→ **Exercise**
Lines below that hold the word "link" must be copied in full.
--------------------------------------------------
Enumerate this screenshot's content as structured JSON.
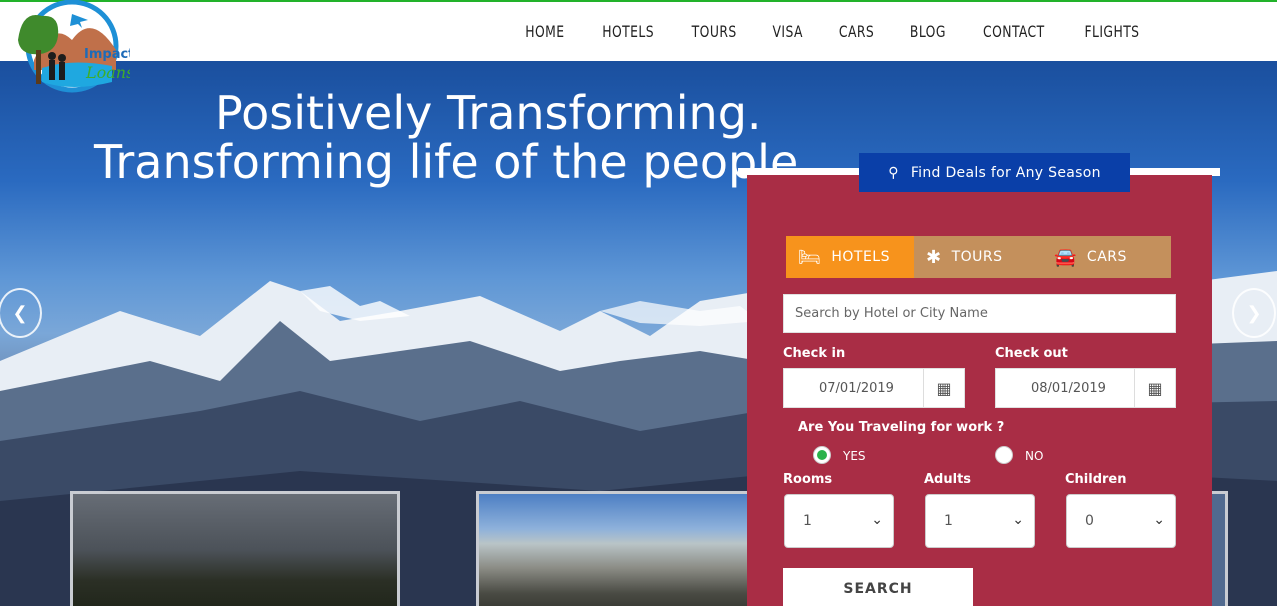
{
  "header": {
    "logo_text_top": "Impact",
    "logo_text_bottom": "Loans",
    "nav": [
      "HOME",
      "HOTELS",
      "TOURS",
      "VISA",
      "CARS",
      "BLOG",
      "CONTACT",
      "FLIGHTS"
    ]
  },
  "hero": {
    "line1": "Positively Transforming.",
    "line2": "Transforming life of the people"
  },
  "search": {
    "title": "Find Deals for Any Season",
    "tabs": [
      {
        "label": "HOTELS",
        "icon": "bed-icon",
        "active": true
      },
      {
        "label": "TOURS",
        "icon": "asterisk-icon",
        "active": false
      },
      {
        "label": "CARS",
        "icon": "car-icon",
        "active": false
      }
    ],
    "hotel_placeholder": "Search by Hotel or City Name",
    "checkin_label": "Check in",
    "checkin_value": "07/01/2019",
    "checkout_label": "Check out",
    "checkout_value": "08/01/2019",
    "work_question": "Are You Traveling for work ?",
    "work_yes": "YES",
    "work_no": "NO",
    "work_selected": "YES",
    "rooms_label": "Rooms",
    "rooms_value": "1",
    "adults_label": "Adults",
    "adults_value": "1",
    "children_label": "Children",
    "children_value": "0",
    "search_button": "SEARCH"
  },
  "colors": {
    "accent_green": "#22b22a",
    "panel_red": "#a92d45",
    "tab_active": "#f7931c",
    "tab_bar": "#c4905c",
    "title_blue": "#0a3fa8"
  }
}
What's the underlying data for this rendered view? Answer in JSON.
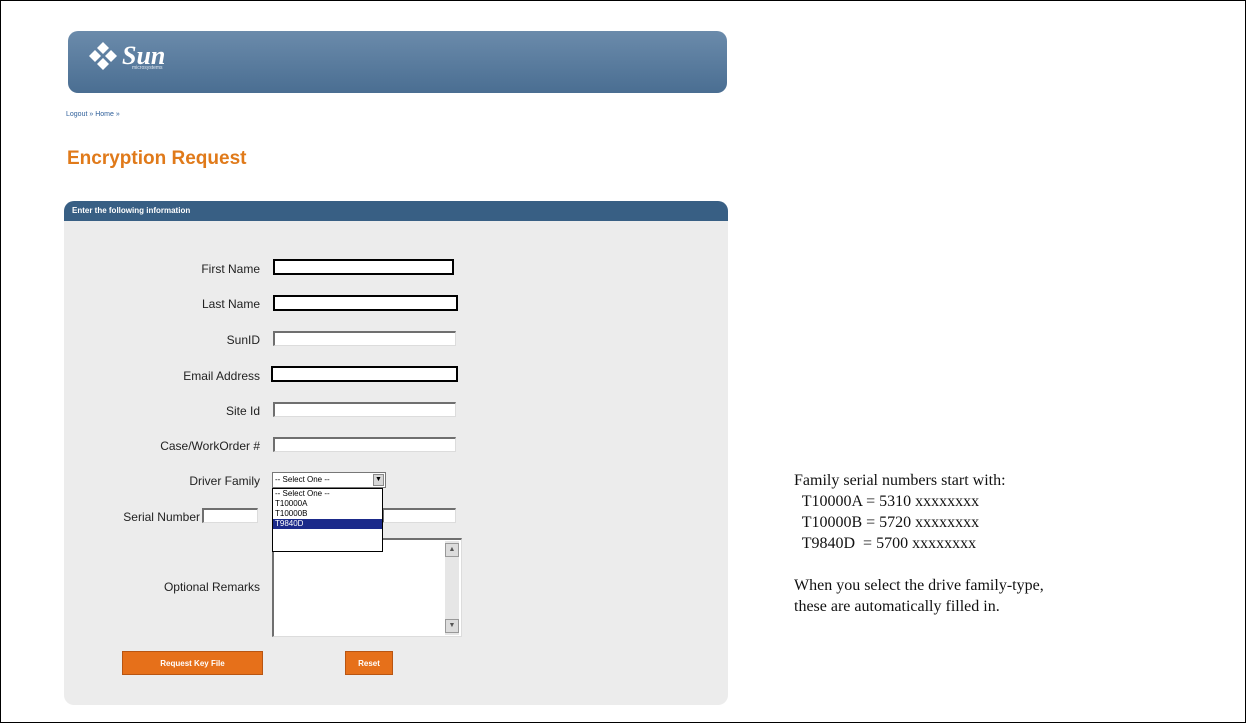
{
  "header": {
    "logo_text": "Sun",
    "logo_sub": "microsystems"
  },
  "breadcrumb": {
    "logout": "Logout »",
    "home": "Home »"
  },
  "page_title": "Encryption Request",
  "form": {
    "header": "Enter the following information",
    "first_name_label": "First Name",
    "last_name_label": "Last Name",
    "sunid_label": "SunID",
    "email_label": "Email Address",
    "site_id_label": "Site Id",
    "case_label": "Case/WorkOrder #",
    "driver_family_label": "Driver Family",
    "serial_label": "Serial Number",
    "remarks_label": "Optional Remarks",
    "driver_family_selected": "-- Select One --",
    "driver_family_options": [
      "-- Select One --",
      "T10000A",
      "T10000B",
      "T9840D"
    ],
    "highlighted_option": "T9840D",
    "request_button": "Request Key File",
    "reset_button": "Reset"
  },
  "side_note": {
    "line1": "Family serial numbers start with:",
    "line2": "  T10000A = 5310 xxxxxxxx",
    "line3": "  T10000B = 5720 xxxxxxxx",
    "line4": "  T9840D  = 5700 xxxxxxxx",
    "line5": "When you select the drive family-type,",
    "line6": "these are automatically filled in."
  },
  "colors": {
    "banner": "#4a6e92",
    "title": "#e07a1a",
    "panel_header": "#385f84",
    "button": "#e6701a",
    "highlight": "#1b2a8a"
  }
}
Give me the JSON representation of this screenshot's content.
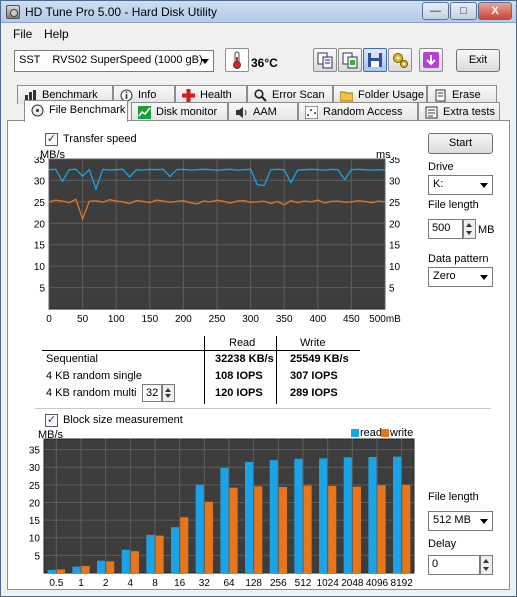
{
  "window": {
    "title": "HD Tune Pro 5.00 - Hard Disk Utility",
    "controls": {
      "minimize": "—",
      "maximize": "□",
      "close": "X"
    }
  },
  "menu": {
    "file": "File",
    "help": "Help"
  },
  "toolbar": {
    "drive": "SST    RVS02 SuperSpeed (1000 gB)",
    "temperature": "36°C",
    "exit": "Exit",
    "icons": [
      "thermometer-icon",
      "copy-text-icon",
      "copy-screenshot-icon",
      "save-icon",
      "options-icon",
      "download-icon"
    ]
  },
  "tabs": {
    "row1": [
      {
        "label": "Benchmark",
        "icon": "benchmark-icon"
      },
      {
        "label": "Info",
        "icon": "info-icon"
      },
      {
        "label": "Health",
        "icon": "health-icon"
      },
      {
        "label": "Error Scan",
        "icon": "error-scan-icon"
      },
      {
        "label": "Folder Usage",
        "icon": "folder-icon"
      },
      {
        "label": "Erase",
        "icon": "erase-icon"
      }
    ],
    "row2": [
      {
        "label": "File Benchmark",
        "icon": "file-benchmark-icon"
      },
      {
        "label": "Disk monitor",
        "icon": "disk-monitor-icon"
      },
      {
        "label": "AAM",
        "icon": "speaker-icon"
      },
      {
        "label": "Random Access",
        "icon": "random-access-icon"
      },
      {
        "label": "Extra tests",
        "icon": "extra-tests-icon"
      }
    ]
  },
  "transfer": {
    "checkbox_label": "Transfer speed",
    "checked": true,
    "mark": "✓",
    "left_unit": "MB/s",
    "right_unit": "ms",
    "x_unit": "mB",
    "y_ticks": [
      35,
      30,
      25,
      20,
      15,
      10,
      5
    ],
    "x_ticks": [
      0,
      50,
      100,
      150,
      200,
      250,
      300,
      350,
      400,
      450,
      500
    ],
    "read_color": "#1aa3e6",
    "write_color": "#e8751a"
  },
  "results": {
    "read_header": "Read",
    "write_header": "Write",
    "rows": [
      {
        "label": "Sequential",
        "read": "32238 KB/s",
        "write": "25549 KB/s"
      },
      {
        "label": "4 KB random single",
        "read": "108 IOPS",
        "write": "307 IOPS"
      },
      {
        "label": "4 KB random multi",
        "read": "120 IOPS",
        "write": "289 IOPS"
      }
    ],
    "queue_depth": "32"
  },
  "side": {
    "start": "Start",
    "drive_label": "Drive",
    "drive_value": "K:",
    "file_length_label": "File length",
    "file_length_value": "500",
    "file_length_unit": "MB",
    "pattern_label": "Data pattern",
    "pattern_value": "Zero"
  },
  "block": {
    "checkbox_label": "Block size measurement",
    "checked": true,
    "mark": "✓",
    "unit": "MB/s",
    "legend_read": "read",
    "legend_write": "write",
    "y_ticks": [
      35,
      30,
      25,
      20,
      15,
      10,
      5
    ]
  },
  "block_side": {
    "file_length_label": "File length",
    "file_length_value": "512 MB",
    "delay_label": "Delay",
    "delay_value": "0"
  },
  "chart_data": [
    {
      "type": "line",
      "title": "",
      "xlabel": "mB",
      "ylabel": "MB/s",
      "xlim": [
        0,
        500
      ],
      "ylim": [
        0,
        35
      ],
      "series": [
        {
          "name": "Read",
          "x": [
            0,
            10,
            20,
            30,
            40,
            50,
            60,
            70,
            80,
            90,
            100,
            110,
            120,
            130,
            140,
            150,
            160,
            170,
            180,
            190,
            200,
            210,
            220,
            230,
            240,
            250,
            260,
            270,
            280,
            290,
            300,
            310,
            320,
            330,
            340,
            350,
            360,
            370,
            380,
            390,
            400,
            410,
            420,
            430,
            440,
            450,
            460,
            470,
            480,
            490,
            500
          ],
          "values": [
            32.5,
            32.6,
            29.8,
            32.5,
            32.6,
            31.0,
            32.5,
            28.0,
            32.6,
            32.4,
            32.5,
            32.6,
            30.8,
            32.5,
            32.4,
            32.6,
            32.5,
            32.6,
            30.9,
            32.5,
            32.6,
            32.4,
            32.5,
            32.6,
            32.5,
            32.4,
            32.5,
            32.6,
            32.4,
            32.5,
            32.6,
            29.0,
            28.8,
            32.5,
            32.6,
            32.5,
            29.5,
            32.4,
            32.5,
            32.6,
            32.5,
            32.4,
            32.6,
            32.5,
            30.2,
            32.5,
            32.6,
            32.5,
            32.4,
            32.5,
            32.4
          ]
        },
        {
          "name": "Write",
          "x": [
            0,
            10,
            20,
            30,
            40,
            50,
            60,
            70,
            80,
            90,
            100,
            110,
            120,
            130,
            140,
            150,
            160,
            170,
            180,
            190,
            200,
            210,
            220,
            230,
            240,
            250,
            260,
            270,
            280,
            290,
            300,
            310,
            320,
            330,
            340,
            350,
            360,
            370,
            380,
            390,
            400,
            410,
            420,
            430,
            440,
            450,
            460,
            470,
            480,
            490,
            500
          ],
          "values": [
            25.0,
            25.4,
            25.2,
            24.8,
            25.6,
            21.0,
            25.1,
            25.3,
            24.9,
            25.5,
            25.2,
            25.0,
            24.6,
            25.3,
            25.1,
            24.8,
            25.4,
            25.2,
            24.9,
            25.1,
            25.3,
            24.8,
            24.5,
            25.2,
            25.0,
            25.4,
            25.1,
            24.7,
            25.2,
            25.3,
            24.9,
            25.0,
            25.2,
            24.6,
            25.1,
            24.3,
            25.3,
            24.8,
            25.2,
            25.0,
            25.4,
            24.7,
            25.1,
            25.2,
            24.9,
            25.0,
            25.3,
            25.1,
            24.8,
            25.2,
            25.0
          ]
        }
      ]
    },
    {
      "type": "bar",
      "title": "",
      "ylabel": "MB/s",
      "ylim": [
        0,
        38
      ],
      "categories": [
        "0.5",
        "1",
        "2",
        "4",
        "8",
        "16",
        "32",
        "64",
        "128",
        "256",
        "512",
        "1024",
        "2048",
        "4096",
        "8192"
      ],
      "series": [
        {
          "name": "read",
          "values": [
            0.9,
            1.8,
            3.5,
            6.6,
            10.8,
            13.0,
            25.0,
            29.8,
            31.5,
            32.0,
            32.4,
            32.5,
            32.8,
            32.9,
            33.0
          ]
        },
        {
          "name": "write",
          "values": [
            1.0,
            2.0,
            3.3,
            6.2,
            10.6,
            15.8,
            20.2,
            24.2,
            24.6,
            24.4,
            24.8,
            24.7,
            24.5,
            24.9,
            25.0
          ]
        }
      ]
    }
  ]
}
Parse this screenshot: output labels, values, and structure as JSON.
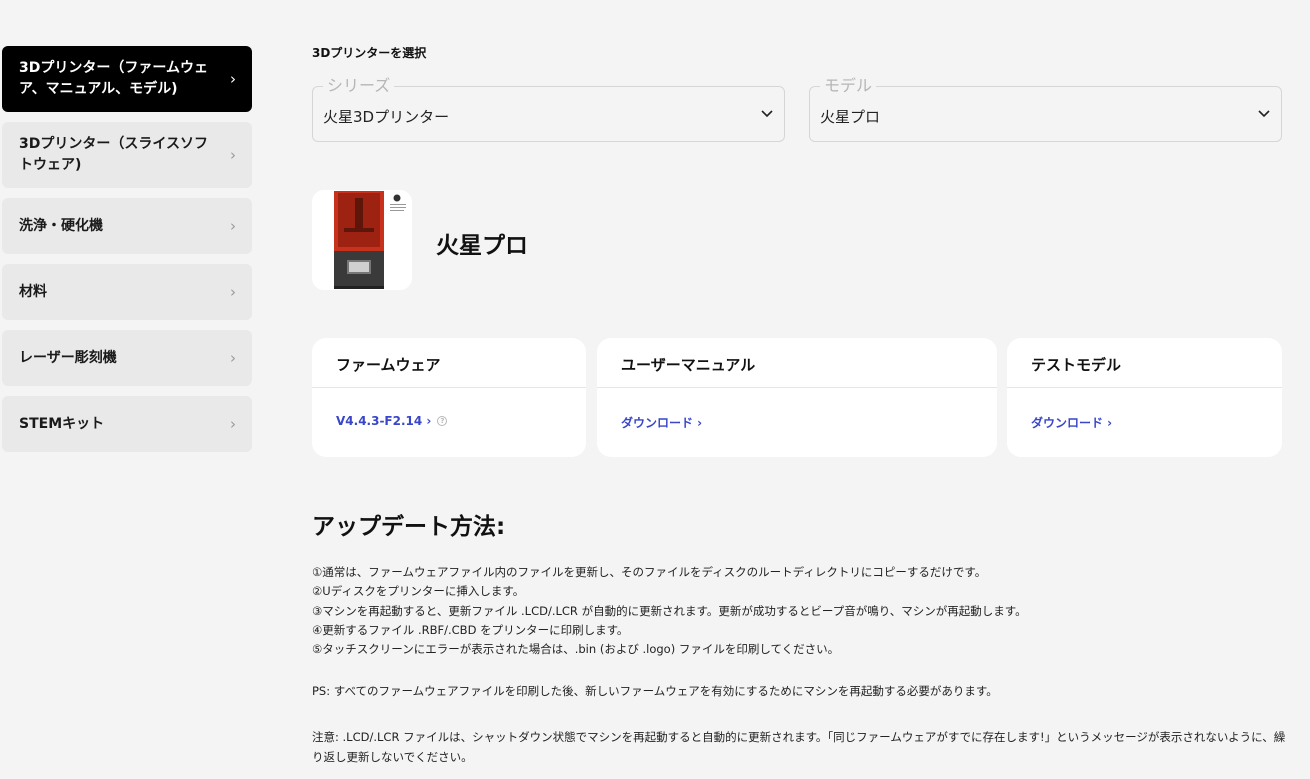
{
  "sidebar": {
    "items": [
      {
        "label": "3Dプリンター（ファームウェア、マニュアル、モデル)",
        "active": true
      },
      {
        "label": "3Dプリンター（スライスソフトウェア)"
      },
      {
        "label": "洗浄・硬化機"
      },
      {
        "label": "材料"
      },
      {
        "label": "レーザー彫刻機"
      },
      {
        "label": "STEMキット"
      }
    ],
    "chevron": "›"
  },
  "selector": {
    "title": "3Dプリンターを選択",
    "series": {
      "legend": "シリーズ",
      "value": "火星3Dプリンター"
    },
    "model": {
      "legend": "モデル",
      "value": "火星プロ"
    }
  },
  "product": {
    "name": "火星プロ"
  },
  "cards": [
    {
      "title": "ファームウェア",
      "link": "V4.4.3-F2.14 ›",
      "info": "?"
    },
    {
      "title": "ユーザーマニュアル",
      "link": "ダウンロード ›"
    },
    {
      "title": "テストモデル",
      "link": "ダウンロード ›"
    }
  ],
  "update": {
    "heading": "アップデート方法:",
    "steps": [
      "①通常は、ファームウェアファイル内のファイルを更新し、そのファイルをディスクのルートディレクトリにコピーするだけです。",
      "②Uディスクをプリンターに挿入します。",
      "③マシンを再起動すると、更新ファイル .LCD/.LCR が自動的に更新されます。更新が成功するとビープ音が鳴り、マシンが再起動します。",
      "④更新するファイル .RBF/.CBD をプリンターに印刷します。",
      "⑤タッチスクリーンにエラーが表示された場合は、.bin (および .logo) ファイルを印刷してください。"
    ],
    "ps": "PS: すべてのファームウェアファイルを印刷した後、新しいファームウェアを有効にするためにマシンを再起動する必要があります。",
    "note": "注意: .LCD/.LCR ファイルは、シャットダウン状態でマシンを再起動すると自動的に更新されます。「同じファームウェアがすでに存在します!」というメッセージが表示されないように、繰り返し更新しないでください。"
  },
  "colors": {
    "link": "#3946c9",
    "active_bg": "#000000",
    "page_bg": "#f4f4f4"
  }
}
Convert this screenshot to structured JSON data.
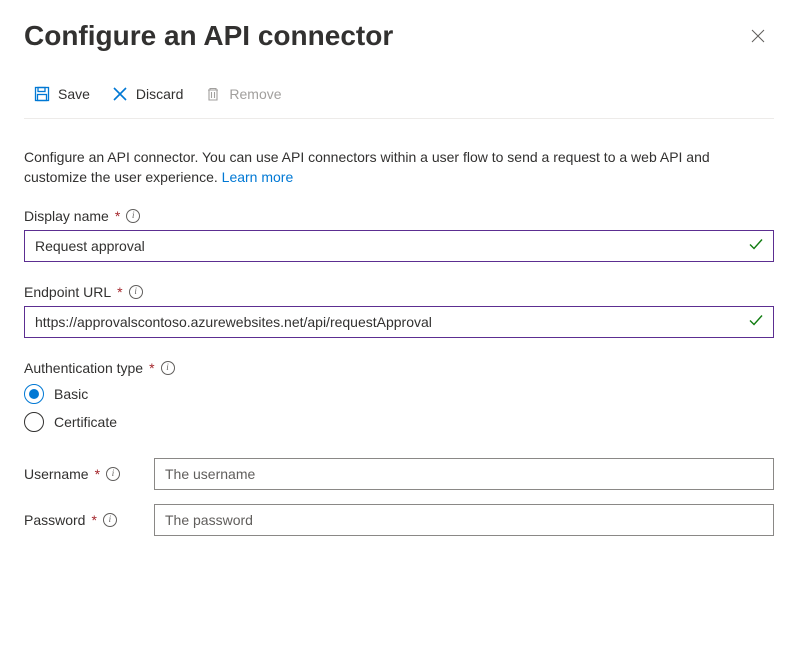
{
  "header": {
    "title": "Configure an API connector"
  },
  "toolbar": {
    "save_label": "Save",
    "discard_label": "Discard",
    "remove_label": "Remove"
  },
  "intro": {
    "text": "Configure an API connector. You can use API connectors within a user flow to send a request to a web API and customize the user experience. ",
    "learn_more": "Learn more"
  },
  "fields": {
    "display_name": {
      "label": "Display name",
      "value": "Request approval"
    },
    "endpoint_url": {
      "label": "Endpoint URL",
      "value": "https://approvalscontoso.azurewebsites.net/api/requestApproval"
    },
    "auth_type": {
      "label": "Authentication type",
      "options": {
        "basic": "Basic",
        "certificate": "Certificate"
      },
      "selected": "basic"
    },
    "username": {
      "label": "Username",
      "placeholder": "The username"
    },
    "password": {
      "label": "Password",
      "placeholder": "The password"
    }
  },
  "required_marker": "*"
}
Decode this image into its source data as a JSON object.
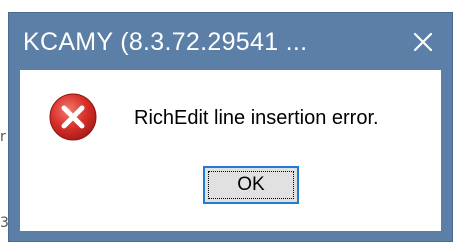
{
  "dialog": {
    "title": "KCAMY (8.3.72.29541 ...",
    "message": "RichEdit line insertion error.",
    "ok_label": "OK",
    "icon": "error-icon",
    "close_icon": "close-icon"
  },
  "background": {
    "mark_left_1": "r",
    "mark_left_2": "3"
  },
  "colors": {
    "titlebar": "#5b7fa6",
    "error_red": "#d9302a",
    "focus_border": "#1f7bd4"
  }
}
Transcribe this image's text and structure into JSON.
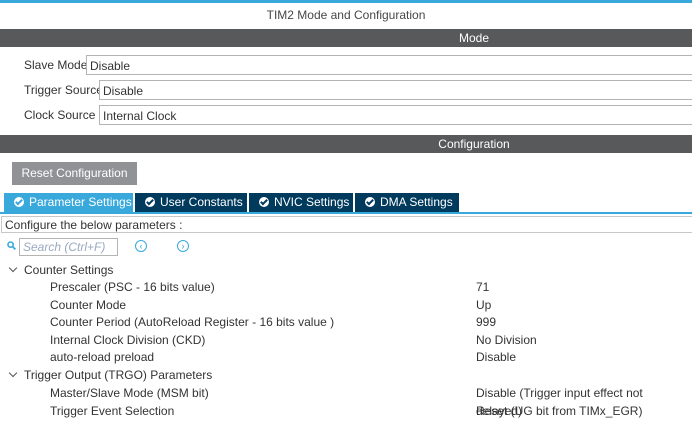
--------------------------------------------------
→ **Result of this exercise**
      "link": "V4.4.3-F2.14 ›",
      "link": "ダウンロード ›"
      "link": "ダウンロード ›"
    "link": "#3946c9",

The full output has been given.